Cryptojacking—An Evolving Threat
Cryptojacking involves secret use of a computer to mine cryptocurrency. During a cryptojacking, attackers install a mining program on the target device by sending a malicious malware file to the victim. This file grants the attacker total command-and-control of the device. This malicious activity occurs in stealth mode; victims are unaware that their cryptocurrency is being mined on their device. However, the mining depletes other computer resources, and users may experience significant reduction in computing power and speed.
The highest profile cryptojacking attack to date:
2018: Perhaps the most noted of all cryptojacking instances involves the “Coinhive”attack. Coinhive was a popular cryptocurrency mining service that for a time was considered by leading security firms as the top malicious threat to web users. Its computer code could be used on hacked websites to steal the processing power of that site’s vistors’ devices. For 15 long months, cybercriminals used the malicious program to infect millions of devices.
Evolution of Cyber Law
In the last decade, cyber-related legislation was introduced as a response to the growing magnitude of cybercrime in the world. Although nations are not yet fully conversant with cybersecurity, the evolution of cyber law has helped ensure the privacy and security of businesses and organizations across the internet.
Intercontinental cyber laws are destined for the near future, whereby multiple nations will merge their sovereign laws in efforts to reduce the preponderance and scale of cyberattacks. In the U.S. alone, the following legislative acts have already been passed:
- The CAN-SPAM ACT regards unsolicited emailing in relation to fraud activities
- The Computer Fraud and Abuse Act protects users from fraud and abuse
- The Electronic Communication Privacy Act prohibits an unauthorized third party from intercepting or disclosing communications
- The Identity Theft and Assumption Deterrence Act made identity theft an official federal crime
- The Trade Secrets Acts provides American companies with federal protection against, and remediation for, the misappropriation of important propriety information
The same advanced technology used for cybersecurity—including machine-learning and AI tools—are employed by today’s cybercriminals too.
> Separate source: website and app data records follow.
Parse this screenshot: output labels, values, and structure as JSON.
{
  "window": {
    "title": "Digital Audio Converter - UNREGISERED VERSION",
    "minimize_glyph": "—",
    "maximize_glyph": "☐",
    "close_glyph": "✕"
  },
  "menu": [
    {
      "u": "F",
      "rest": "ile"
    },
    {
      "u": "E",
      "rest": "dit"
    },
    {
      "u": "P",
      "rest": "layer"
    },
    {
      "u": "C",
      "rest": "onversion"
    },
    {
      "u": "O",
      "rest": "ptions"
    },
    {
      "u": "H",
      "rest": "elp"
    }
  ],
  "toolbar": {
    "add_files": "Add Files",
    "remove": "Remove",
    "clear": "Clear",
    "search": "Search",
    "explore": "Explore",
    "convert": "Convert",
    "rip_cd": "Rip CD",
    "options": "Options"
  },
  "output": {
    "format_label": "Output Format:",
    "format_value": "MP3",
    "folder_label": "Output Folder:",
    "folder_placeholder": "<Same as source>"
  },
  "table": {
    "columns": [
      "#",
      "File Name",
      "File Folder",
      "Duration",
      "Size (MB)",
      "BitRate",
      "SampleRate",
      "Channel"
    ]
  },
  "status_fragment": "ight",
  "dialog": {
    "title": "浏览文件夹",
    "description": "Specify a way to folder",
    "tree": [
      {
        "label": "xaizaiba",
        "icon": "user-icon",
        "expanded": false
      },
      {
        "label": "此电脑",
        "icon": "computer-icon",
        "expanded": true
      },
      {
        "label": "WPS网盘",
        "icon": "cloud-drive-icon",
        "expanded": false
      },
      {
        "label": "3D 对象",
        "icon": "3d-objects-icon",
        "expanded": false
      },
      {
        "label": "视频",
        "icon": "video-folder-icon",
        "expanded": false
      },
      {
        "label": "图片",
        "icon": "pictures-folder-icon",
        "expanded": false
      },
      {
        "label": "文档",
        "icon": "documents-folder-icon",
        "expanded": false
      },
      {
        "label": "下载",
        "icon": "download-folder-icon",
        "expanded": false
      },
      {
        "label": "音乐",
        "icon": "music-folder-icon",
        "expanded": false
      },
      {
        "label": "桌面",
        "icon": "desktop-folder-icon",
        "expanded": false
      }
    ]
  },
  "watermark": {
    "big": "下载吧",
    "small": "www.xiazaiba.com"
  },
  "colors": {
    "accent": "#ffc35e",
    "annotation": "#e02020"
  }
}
So, staying one step ahead of them is an ongoing challenge.
Preparing for the next generation of cybercrime requires users to become vigilant about which types of attacks are in the wild—and clearly understand how to defended themselves against these threats.
Successful approaches to cybersecurity will include multi-prong defenses. And it will involve service providers and third-party expertise even for organizations large enough to employ comprehensive cybersecurity technology and expert staff in-house. What every organization needs to battle cybercrime today ,as well as tomorrow, is a security operations center.
Enter Arctic Wolf
Arctic Wolf delivers personal, predictable protection from cybersecurity threats through an industry-leading security operations center (SOC)-as-a-service. Arctic Wolf™ Managed Detection and Response and Managed Risk services are anchored by the Arctic Wolf Concierge Security™ Team who provide custom threat hunting, alerting, and reporting. Arctic Wolf’s purpose-built, cloud-based SOC-as-a-service offers 24x7 monitoring, risk management, threat detection, and response. For more information about Arctic Wolf, visit https://arcticwolf.com.